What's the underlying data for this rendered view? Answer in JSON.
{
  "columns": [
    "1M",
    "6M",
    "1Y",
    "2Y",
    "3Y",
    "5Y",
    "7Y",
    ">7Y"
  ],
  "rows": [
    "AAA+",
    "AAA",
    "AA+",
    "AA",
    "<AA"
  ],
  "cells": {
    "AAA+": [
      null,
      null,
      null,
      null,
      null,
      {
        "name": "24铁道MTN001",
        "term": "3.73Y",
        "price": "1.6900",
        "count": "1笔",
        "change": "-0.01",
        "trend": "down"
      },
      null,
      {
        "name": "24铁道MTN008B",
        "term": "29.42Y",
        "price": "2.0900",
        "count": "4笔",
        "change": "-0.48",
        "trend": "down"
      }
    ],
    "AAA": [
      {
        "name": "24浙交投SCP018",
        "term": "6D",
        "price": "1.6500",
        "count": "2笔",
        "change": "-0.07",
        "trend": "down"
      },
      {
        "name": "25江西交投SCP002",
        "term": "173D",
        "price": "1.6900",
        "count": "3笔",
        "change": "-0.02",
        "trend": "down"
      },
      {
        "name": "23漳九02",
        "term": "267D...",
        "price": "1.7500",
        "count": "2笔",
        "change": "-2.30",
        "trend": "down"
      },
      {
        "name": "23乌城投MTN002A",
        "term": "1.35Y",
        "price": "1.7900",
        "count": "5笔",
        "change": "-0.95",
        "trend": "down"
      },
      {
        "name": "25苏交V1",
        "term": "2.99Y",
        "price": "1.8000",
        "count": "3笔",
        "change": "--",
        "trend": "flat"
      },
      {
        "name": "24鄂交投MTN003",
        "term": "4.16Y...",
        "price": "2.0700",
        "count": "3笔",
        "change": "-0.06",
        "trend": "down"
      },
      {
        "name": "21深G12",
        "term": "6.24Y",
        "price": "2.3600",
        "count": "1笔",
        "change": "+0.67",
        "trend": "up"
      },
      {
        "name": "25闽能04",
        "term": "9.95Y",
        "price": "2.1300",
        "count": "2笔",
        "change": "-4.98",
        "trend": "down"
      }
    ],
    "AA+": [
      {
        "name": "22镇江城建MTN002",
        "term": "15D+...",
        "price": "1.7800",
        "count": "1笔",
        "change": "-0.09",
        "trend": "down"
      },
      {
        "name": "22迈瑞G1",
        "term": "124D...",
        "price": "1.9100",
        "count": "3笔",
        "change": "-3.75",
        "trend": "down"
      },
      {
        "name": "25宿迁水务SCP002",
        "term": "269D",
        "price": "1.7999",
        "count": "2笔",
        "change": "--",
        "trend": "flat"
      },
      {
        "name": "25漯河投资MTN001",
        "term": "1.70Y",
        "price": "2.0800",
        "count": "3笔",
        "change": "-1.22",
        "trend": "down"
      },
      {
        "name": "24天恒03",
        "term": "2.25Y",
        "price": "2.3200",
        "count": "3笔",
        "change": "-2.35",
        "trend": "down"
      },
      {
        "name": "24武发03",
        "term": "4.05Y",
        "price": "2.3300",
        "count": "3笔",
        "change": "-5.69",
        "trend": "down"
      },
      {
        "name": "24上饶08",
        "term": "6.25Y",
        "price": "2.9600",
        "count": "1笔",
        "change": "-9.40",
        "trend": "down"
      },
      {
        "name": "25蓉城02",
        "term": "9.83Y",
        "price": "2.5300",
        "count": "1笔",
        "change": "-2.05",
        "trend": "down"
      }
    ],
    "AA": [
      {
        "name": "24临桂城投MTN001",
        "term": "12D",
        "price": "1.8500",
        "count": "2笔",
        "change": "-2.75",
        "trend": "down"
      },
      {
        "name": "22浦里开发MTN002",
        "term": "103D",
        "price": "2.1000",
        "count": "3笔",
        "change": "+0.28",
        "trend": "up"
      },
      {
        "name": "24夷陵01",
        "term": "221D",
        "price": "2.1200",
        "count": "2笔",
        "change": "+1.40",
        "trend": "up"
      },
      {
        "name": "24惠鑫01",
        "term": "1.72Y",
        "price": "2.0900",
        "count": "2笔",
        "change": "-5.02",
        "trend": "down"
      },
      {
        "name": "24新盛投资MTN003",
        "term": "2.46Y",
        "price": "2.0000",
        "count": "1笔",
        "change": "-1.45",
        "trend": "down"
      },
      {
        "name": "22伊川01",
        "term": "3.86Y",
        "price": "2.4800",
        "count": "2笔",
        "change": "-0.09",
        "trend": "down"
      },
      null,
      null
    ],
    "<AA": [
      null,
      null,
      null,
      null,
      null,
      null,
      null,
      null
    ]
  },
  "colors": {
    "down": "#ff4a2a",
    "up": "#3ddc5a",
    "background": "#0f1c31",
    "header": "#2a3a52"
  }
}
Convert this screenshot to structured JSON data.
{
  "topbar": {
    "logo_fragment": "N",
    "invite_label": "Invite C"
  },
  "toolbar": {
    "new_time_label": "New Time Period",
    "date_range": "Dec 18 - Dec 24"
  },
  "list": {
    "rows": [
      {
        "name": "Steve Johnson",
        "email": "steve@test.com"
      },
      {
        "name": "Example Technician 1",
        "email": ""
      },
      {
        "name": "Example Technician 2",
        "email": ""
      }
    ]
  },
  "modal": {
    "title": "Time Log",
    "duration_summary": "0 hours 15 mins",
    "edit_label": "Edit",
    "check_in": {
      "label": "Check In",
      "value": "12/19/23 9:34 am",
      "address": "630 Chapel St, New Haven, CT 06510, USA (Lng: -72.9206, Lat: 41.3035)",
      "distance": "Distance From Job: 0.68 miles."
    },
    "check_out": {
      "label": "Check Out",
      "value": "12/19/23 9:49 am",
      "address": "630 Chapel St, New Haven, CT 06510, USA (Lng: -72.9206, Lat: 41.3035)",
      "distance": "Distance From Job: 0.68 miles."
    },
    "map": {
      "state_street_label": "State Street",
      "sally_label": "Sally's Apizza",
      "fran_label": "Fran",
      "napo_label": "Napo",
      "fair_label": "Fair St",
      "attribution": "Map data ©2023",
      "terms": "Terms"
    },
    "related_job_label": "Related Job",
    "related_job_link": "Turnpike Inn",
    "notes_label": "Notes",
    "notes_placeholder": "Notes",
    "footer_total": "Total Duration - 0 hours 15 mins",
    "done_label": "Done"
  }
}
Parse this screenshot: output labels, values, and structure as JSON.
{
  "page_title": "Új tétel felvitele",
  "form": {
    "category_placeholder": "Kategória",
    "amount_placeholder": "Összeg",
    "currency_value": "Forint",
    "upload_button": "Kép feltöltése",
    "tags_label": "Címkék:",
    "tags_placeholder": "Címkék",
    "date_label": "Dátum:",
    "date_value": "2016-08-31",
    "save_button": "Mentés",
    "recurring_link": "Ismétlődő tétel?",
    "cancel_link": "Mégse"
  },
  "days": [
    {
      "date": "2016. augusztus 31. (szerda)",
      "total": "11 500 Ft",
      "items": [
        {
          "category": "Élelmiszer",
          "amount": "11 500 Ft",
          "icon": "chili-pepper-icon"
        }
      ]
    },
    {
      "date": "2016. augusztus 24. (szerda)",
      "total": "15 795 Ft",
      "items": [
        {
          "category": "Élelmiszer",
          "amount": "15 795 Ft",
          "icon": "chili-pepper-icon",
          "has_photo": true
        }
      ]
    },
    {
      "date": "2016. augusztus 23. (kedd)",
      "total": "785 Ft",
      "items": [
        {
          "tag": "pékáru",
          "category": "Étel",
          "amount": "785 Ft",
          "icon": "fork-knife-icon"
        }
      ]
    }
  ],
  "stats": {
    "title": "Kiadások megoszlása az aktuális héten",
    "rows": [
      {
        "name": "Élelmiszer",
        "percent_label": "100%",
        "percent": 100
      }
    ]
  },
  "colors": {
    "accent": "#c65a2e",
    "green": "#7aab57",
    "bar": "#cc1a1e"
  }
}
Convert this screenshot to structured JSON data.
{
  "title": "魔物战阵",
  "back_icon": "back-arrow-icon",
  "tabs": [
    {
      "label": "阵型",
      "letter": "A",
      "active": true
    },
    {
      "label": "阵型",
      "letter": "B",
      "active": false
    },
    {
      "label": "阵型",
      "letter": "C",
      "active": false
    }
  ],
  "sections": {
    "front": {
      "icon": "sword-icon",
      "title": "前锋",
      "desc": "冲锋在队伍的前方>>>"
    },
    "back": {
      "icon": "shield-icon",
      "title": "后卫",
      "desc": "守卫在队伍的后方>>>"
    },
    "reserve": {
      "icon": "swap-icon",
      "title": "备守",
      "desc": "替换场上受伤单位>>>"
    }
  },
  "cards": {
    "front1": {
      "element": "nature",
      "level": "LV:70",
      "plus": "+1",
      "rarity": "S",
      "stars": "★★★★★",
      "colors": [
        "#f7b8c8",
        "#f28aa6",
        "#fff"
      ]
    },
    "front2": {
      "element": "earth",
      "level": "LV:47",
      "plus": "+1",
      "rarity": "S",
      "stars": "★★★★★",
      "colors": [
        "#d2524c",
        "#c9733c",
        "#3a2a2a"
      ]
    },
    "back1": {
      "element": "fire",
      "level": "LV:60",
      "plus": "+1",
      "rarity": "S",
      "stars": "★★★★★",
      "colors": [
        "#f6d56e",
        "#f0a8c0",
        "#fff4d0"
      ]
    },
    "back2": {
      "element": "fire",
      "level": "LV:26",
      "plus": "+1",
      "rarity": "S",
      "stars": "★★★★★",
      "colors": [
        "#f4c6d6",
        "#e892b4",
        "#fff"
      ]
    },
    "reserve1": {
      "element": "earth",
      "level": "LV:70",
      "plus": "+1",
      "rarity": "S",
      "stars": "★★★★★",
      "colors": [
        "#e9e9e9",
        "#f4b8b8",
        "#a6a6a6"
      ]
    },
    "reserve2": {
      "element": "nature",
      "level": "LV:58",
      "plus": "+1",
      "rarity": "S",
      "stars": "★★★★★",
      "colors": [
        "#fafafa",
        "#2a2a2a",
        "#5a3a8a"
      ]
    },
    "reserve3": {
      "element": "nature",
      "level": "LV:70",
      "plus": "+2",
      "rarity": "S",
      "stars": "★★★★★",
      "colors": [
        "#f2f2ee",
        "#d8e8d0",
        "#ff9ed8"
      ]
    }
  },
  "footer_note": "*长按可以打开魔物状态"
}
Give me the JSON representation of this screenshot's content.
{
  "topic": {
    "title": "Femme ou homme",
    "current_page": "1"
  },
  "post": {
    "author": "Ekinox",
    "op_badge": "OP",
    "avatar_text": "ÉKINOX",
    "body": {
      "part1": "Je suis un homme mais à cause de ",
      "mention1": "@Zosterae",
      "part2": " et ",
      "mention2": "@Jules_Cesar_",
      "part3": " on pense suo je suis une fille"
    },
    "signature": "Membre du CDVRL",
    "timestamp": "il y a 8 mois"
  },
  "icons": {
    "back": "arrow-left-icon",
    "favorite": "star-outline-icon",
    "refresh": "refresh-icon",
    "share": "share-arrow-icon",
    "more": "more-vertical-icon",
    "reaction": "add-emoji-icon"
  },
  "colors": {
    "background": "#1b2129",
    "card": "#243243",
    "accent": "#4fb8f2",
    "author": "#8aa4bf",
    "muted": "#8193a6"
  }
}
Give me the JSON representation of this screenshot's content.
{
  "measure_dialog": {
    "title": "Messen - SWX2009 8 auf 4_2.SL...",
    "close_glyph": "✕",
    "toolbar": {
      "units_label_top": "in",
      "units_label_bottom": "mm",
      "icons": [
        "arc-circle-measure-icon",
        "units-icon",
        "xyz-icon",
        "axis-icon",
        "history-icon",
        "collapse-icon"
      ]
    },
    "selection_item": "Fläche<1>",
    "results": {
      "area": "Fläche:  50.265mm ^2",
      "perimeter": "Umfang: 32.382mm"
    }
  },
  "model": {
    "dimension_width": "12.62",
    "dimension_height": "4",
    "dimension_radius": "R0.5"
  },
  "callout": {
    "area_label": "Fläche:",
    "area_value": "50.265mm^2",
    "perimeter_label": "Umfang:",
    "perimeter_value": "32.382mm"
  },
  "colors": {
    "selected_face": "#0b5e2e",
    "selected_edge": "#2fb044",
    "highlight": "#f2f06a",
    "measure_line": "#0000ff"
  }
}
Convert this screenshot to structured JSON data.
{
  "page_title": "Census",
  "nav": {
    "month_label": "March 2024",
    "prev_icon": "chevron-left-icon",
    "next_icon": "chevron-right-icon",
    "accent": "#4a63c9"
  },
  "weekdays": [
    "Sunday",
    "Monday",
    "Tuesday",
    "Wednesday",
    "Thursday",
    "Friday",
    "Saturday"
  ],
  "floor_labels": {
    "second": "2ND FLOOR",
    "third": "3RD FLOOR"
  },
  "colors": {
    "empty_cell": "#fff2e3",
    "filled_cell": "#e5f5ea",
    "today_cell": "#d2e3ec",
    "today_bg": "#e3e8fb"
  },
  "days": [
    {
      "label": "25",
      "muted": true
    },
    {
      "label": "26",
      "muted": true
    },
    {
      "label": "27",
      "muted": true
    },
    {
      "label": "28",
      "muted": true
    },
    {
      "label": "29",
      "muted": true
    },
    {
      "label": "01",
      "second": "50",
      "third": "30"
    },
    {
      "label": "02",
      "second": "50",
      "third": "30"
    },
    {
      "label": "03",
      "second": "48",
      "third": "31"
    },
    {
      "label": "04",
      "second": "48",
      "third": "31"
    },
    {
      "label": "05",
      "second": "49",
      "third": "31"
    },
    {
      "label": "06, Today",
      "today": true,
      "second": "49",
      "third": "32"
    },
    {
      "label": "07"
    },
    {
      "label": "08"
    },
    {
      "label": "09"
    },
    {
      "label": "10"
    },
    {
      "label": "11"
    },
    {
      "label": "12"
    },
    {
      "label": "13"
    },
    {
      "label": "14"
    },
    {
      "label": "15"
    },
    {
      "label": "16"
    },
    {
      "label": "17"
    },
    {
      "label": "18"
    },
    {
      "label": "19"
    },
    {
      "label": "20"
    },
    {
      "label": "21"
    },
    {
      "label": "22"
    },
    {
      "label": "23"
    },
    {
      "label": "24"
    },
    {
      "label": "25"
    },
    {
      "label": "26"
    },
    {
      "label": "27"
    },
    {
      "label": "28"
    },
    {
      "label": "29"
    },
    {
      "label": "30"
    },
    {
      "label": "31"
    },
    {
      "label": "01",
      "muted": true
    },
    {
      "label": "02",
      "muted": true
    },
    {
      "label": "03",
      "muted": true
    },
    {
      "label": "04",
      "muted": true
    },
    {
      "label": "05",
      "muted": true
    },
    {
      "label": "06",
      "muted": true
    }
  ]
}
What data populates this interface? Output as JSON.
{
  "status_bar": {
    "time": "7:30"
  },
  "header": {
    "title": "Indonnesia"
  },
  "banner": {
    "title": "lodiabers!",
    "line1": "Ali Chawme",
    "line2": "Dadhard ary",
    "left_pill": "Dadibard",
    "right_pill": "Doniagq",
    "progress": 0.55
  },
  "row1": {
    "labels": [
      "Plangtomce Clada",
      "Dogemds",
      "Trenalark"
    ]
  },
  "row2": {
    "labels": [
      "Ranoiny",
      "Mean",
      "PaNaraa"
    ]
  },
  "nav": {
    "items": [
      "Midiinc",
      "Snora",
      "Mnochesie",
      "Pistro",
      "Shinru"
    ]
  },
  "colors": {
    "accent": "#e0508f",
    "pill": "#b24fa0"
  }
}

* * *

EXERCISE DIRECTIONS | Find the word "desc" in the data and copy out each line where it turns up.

SOLUTION FOR THIS PROBLEM |
      "desc": "冲锋在队伍的前方>>>"
      "desc": "守卫在队伍的后方>>>"
      "desc": "替换场上受伤单位>>>"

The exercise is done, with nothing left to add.